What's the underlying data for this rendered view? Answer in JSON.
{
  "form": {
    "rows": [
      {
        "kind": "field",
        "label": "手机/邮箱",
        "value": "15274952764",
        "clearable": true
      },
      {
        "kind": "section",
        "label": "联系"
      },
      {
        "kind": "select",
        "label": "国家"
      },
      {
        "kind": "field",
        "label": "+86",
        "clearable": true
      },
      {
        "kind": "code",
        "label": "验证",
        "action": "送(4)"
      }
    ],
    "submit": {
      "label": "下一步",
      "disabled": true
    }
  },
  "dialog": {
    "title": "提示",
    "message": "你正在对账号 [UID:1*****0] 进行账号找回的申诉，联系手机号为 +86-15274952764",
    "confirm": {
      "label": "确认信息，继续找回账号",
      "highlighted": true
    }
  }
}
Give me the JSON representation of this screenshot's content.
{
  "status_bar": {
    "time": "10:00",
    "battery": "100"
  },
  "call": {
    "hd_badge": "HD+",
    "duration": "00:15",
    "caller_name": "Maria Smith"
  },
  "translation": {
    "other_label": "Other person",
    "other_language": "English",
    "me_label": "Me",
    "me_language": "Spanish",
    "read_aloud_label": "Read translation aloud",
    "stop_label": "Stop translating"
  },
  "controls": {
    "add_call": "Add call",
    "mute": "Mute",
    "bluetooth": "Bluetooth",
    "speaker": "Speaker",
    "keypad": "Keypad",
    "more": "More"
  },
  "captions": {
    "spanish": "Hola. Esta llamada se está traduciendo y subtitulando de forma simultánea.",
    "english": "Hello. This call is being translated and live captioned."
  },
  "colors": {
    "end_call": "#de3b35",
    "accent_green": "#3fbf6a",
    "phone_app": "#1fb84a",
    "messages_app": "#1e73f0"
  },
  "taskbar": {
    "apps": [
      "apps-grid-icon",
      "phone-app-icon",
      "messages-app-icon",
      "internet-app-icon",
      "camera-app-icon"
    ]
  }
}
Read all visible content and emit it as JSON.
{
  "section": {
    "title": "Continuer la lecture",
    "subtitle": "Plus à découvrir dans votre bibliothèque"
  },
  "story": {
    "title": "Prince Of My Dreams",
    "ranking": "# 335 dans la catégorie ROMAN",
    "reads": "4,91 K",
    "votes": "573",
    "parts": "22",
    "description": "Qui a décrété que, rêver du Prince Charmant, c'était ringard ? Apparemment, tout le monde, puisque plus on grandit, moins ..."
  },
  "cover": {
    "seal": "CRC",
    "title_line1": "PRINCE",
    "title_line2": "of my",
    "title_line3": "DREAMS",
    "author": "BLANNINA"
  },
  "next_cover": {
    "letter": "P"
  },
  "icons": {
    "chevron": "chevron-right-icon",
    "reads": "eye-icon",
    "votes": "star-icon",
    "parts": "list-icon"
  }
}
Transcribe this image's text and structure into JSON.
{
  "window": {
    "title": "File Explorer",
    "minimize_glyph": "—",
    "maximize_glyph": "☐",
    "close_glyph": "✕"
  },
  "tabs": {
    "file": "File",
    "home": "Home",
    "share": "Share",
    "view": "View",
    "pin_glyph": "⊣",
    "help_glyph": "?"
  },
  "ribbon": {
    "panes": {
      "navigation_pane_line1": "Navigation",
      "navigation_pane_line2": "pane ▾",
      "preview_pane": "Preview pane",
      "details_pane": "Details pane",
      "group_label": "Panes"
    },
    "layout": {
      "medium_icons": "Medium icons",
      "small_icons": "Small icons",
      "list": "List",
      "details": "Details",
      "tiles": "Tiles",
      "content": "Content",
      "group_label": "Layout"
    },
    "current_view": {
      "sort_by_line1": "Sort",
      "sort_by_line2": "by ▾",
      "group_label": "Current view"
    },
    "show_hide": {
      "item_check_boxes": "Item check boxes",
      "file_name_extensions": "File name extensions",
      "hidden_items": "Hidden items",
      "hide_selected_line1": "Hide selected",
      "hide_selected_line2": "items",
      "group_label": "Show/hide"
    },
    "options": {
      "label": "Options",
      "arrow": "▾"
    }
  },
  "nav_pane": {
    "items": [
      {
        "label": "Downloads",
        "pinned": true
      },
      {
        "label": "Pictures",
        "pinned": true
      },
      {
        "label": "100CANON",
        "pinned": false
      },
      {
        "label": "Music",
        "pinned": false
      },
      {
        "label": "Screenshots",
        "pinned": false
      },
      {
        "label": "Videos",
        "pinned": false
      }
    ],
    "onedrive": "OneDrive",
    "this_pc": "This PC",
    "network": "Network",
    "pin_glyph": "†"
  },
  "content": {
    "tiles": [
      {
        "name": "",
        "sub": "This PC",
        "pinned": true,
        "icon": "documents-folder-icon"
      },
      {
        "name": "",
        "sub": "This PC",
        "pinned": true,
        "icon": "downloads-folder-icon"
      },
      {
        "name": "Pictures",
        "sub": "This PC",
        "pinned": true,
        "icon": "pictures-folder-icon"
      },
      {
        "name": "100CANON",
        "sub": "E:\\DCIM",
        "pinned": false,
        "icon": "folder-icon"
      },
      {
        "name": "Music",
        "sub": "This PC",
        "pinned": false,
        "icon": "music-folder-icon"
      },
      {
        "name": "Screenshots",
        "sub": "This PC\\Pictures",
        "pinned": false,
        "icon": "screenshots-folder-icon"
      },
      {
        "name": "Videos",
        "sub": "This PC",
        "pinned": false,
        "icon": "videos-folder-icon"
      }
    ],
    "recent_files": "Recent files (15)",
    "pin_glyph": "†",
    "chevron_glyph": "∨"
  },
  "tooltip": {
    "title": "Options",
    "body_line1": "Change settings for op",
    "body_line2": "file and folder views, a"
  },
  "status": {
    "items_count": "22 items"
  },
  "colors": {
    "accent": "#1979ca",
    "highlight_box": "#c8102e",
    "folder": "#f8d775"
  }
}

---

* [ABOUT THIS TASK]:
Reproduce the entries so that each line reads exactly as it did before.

* [ANSWER FOR THIS EXERCISE]:
What's the underlying data for this rendered view? Answer in JSON.
{
  "form": {
    "rows": [
      {
        "kind": "field",
        "label": "手机/邮箱",
        "value": "15274952764",
        "clearable": true
      },
      {
        "kind": "section",
        "label": "联系"
      },
      {
        "kind": "select",
        "label": "国家"
      },
      {
        "kind": "field",
        "label": "+86",
        "clearable": true
      },
      {
        "kind": "code",
        "label": "验证",
        "action": "送(4)"
      }
    ],
    "submit": {
      "label": "下一步",
      "disabled": true
    }
  },
  "dialog": {
    "title": "提示",
    "message": "你正在对账号 [UID:1*****0] 进行账号找回的申诉，联系手机号为 +86-15274952764",
    "confirm": {
      "label": "确认信息，继续找回账号",
      "highlighted": true
    }
  }
}
Give me the JSON representation of this screenshot's content.
{
  "status_bar": {
    "time": "10:00",
    "battery": "100"
  },
  "call": {
    "hd_badge": "HD+",
    "duration": "00:15",
    "caller_name": "Maria Smith"
  },
  "translation": {
    "other_label": "Other person",
    "other_language": "English",
    "me_label": "Me",
    "me_language": "Spanish",
    "read_aloud_label": "Read translation aloud",
    "stop_label": "Stop translating"
  },
  "controls": {
    "add_call": "Add call",
    "mute": "Mute",
    "bluetooth": "Bluetooth",
    "speaker": "Speaker",
    "keypad": "Keypad",
    "more": "More"
  },
  "captions": {
    "spanish": "Hola. Esta llamada se está traduciendo y subtitulando de forma simultánea.",
    "english": "Hello. This call is being translated and live captioned."
  },
  "colors": {
    "end_call": "#de3b35",
    "accent_green": "#3fbf6a",
    "phone_app": "#1fb84a",
    "messages_app": "#1e73f0"
  },
  "taskbar": {
    "apps": [
      "apps-grid-icon",
      "phone-app-icon",
      "messages-app-icon",
      "internet-app-icon",
      "camera-app-icon"
    ]
  }
}
Read all visible content and emit it as JSON.
{
  "section": {
    "title": "Continuer la lecture",
    "subtitle": "Plus à découvrir dans votre bibliothèque"
  },
  "story": {
    "title": "Prince Of My Dreams",
    "ranking": "# 335 dans la catégorie ROMAN",
    "reads": "4,91 K",
    "votes": "573",
    "parts": "22",
    "description": "Qui a décrété que, rêver du Prince Charmant, c'était ringard ? Apparemment, tout le monde, puisque plus on grandit, moins ..."
  },
  "cover": {
    "seal": "CRC",
    "title_line1": "PRINCE",
    "title_line2": "of my",
    "title_line3": "DREAMS",
    "author": "BLANNINA"
  },
  "next_cover": {
    "letter": "P"
  },
  "icons": {
    "chevron": "chevron-right-icon",
    "reads": "eye-icon",
    "votes": "star-icon",
    "parts": "list-icon"
  }
}
Transcribe this image's text and structure into JSON.
{
  "window": {
    "title": "File Explorer",
    "minimize_glyph": "—",
    "maximize_glyph": "☐",
    "close_glyph": "✕"
  },
  "tabs": {
    "file": "File",
    "home": "Home",
    "share": "Share",
    "view": "View",
    "pin_glyph": "⊣",
    "help_glyph": "?"
  },
  "ribbon": {
    "panes": {
      "navigation_pane_line1": "Navigation",
      "navigation_pane_line2": "pane ▾",
      "preview_pane": "Preview pane",
      "details_pane": "Details pane",
      "group_label": "Panes"
    },
    "layout": {
      "medium_icons": "Medium icons",
      "small_icons": "Small icons",
      "list": "List",
      "details": "Details",
      "tiles": "Tiles",
      "content": "Content",
      "group_label": "Layout"
    },
    "current_view": {
      "sort_by_line1": "Sort",
      "sort_by_line2": "by ▾",
      "group_label": "Current view"
    },
    "show_hide": {
      "item_check_boxes": "Item check boxes",
      "file_name_extensions": "File name extensions",
      "hidden_items": "Hidden items",
      "hide_selected_line1": "Hide selected",
      "hide_selected_line2": "items",
      "group_label": "Show/hide"
    },
    "options": {
      "label": "Options",
      "arrow": "▾"
    }
  },
  "nav_pane": {
    "items": [
      {
        "label": "Downloads",
        "pinned": true
      },
      {
        "label": "Pictures",
        "pinned": true
      },
      {
        "label": "100CANON",
        "pinned": false
      },
      {
        "label": "Music",
        "pinned": false
      },
      {
        "label": "Screenshots",
        "pinned": false
      },
      {
        "label": "Videos",
        "pinned": false
      }
    ],
    "onedrive": "OneDrive",
    "this_pc": "This PC",
    "network": "Network",
    "pin_glyph": "†"
  },
  "content": {
    "tiles": [
      {
        "name": "",
        "sub": "This PC",
        "pinned": true,
        "icon": "documents-folder-icon"
      },
      {
        "name": "",
        "sub": "This PC",
        "pinned": true,
        "icon": "downloads-folder-icon"
      },
      {
        "name": "Pictures",
        "sub": "This PC",
        "pinned": true,
        "icon": "pictures-folder-icon"
      },
      {
        "name": "100CANON",
        "sub": "E:\\DCIM",
        "pinned": false,
        "icon": "folder-icon"
      },
      {
        "name": "Music",
        "sub": "This PC",
        "pinned": false,
        "icon": "music-folder-icon"
      },
      {
        "name": "Screenshots",
        "sub": "This PC\\Pictures",
        "pinned": false,
        "icon": "screenshots-folder-icon"
      },
      {
        "name": "Videos",
        "sub": "This PC",
        "pinned": false,
        "icon": "videos-folder-icon"
      }
    ],
    "recent_files": "Recent files (15)",
    "pin_glyph": "†",
    "chevron_glyph": "∨"
  },
  "tooltip": {
    "title": "Options",
    "body_line1": "Change settings for op",
    "body_line2": "file and folder views, a"
  },
  "status": {
    "items_count": "22 items"
  },
  "colors": {
    "accent": "#1979ca",
    "highlight_box": "#c8102e",
    "folder": "#f8d775"
  }
}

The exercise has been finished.